## WHAT IS REQUIRED
Search the records for "this". Report every line where it occurs.

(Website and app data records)
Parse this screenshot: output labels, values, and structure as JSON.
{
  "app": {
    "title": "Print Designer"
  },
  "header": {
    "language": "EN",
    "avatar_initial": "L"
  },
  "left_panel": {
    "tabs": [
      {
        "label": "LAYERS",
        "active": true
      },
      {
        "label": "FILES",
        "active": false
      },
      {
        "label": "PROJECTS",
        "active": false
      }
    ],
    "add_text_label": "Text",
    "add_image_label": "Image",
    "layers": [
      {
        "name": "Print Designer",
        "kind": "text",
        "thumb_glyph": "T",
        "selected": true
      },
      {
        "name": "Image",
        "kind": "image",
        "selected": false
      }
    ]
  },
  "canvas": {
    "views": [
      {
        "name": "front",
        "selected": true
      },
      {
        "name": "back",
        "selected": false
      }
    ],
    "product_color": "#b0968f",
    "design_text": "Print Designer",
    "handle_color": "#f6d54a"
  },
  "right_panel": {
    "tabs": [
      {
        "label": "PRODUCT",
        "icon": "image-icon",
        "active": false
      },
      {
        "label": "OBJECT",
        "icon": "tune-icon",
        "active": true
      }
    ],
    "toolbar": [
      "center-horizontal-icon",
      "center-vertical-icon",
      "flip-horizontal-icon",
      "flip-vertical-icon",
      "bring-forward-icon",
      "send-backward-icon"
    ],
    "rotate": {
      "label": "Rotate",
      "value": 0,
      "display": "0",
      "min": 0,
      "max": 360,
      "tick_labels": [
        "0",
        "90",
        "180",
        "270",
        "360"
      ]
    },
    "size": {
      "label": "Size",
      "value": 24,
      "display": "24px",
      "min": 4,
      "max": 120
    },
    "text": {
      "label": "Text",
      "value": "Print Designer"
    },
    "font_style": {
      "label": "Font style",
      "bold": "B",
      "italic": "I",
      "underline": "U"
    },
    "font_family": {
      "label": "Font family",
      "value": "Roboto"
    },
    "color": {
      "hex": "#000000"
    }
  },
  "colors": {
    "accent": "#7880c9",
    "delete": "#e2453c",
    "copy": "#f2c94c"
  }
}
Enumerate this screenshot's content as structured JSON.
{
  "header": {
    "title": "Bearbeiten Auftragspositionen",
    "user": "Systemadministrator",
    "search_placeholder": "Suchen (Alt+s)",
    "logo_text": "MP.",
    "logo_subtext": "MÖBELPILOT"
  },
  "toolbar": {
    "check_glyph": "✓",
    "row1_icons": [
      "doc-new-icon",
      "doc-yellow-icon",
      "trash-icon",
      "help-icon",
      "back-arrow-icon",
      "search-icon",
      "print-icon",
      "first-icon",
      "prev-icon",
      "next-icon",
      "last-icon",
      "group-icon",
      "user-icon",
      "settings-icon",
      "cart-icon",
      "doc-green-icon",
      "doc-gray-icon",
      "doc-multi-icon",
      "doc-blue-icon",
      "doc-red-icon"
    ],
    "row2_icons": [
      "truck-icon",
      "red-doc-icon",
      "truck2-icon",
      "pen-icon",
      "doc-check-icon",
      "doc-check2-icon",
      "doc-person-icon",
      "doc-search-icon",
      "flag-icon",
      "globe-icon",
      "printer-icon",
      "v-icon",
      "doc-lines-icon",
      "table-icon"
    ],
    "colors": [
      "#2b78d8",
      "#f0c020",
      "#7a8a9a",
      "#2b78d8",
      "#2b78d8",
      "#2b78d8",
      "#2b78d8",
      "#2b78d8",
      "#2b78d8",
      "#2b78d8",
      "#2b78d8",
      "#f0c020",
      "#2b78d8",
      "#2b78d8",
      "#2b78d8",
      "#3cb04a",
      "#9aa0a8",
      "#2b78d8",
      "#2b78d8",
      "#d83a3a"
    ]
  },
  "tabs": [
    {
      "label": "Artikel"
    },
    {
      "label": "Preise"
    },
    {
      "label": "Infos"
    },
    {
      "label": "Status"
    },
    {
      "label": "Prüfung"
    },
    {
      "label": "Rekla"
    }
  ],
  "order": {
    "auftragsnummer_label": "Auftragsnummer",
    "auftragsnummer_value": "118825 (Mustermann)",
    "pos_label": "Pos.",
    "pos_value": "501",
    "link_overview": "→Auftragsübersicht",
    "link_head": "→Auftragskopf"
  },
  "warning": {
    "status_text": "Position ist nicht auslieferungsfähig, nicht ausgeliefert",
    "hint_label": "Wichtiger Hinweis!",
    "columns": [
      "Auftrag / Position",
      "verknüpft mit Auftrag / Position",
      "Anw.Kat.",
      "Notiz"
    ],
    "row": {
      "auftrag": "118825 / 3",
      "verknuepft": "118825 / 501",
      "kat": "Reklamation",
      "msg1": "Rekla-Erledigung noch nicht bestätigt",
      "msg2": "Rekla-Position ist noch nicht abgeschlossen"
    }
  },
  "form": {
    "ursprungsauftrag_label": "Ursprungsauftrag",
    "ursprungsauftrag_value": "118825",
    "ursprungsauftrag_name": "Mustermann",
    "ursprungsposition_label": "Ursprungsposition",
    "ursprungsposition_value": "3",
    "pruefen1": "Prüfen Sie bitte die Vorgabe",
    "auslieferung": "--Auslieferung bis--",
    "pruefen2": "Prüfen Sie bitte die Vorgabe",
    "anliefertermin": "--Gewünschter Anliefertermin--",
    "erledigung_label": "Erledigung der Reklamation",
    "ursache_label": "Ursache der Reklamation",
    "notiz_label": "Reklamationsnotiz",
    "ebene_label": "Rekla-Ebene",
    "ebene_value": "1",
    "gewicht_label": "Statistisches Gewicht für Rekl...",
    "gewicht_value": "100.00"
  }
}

## SOLUTION
Parse this screenshot: output labels, values, and structure as JSON.
Enumerate this screenshot's content as structured JSON.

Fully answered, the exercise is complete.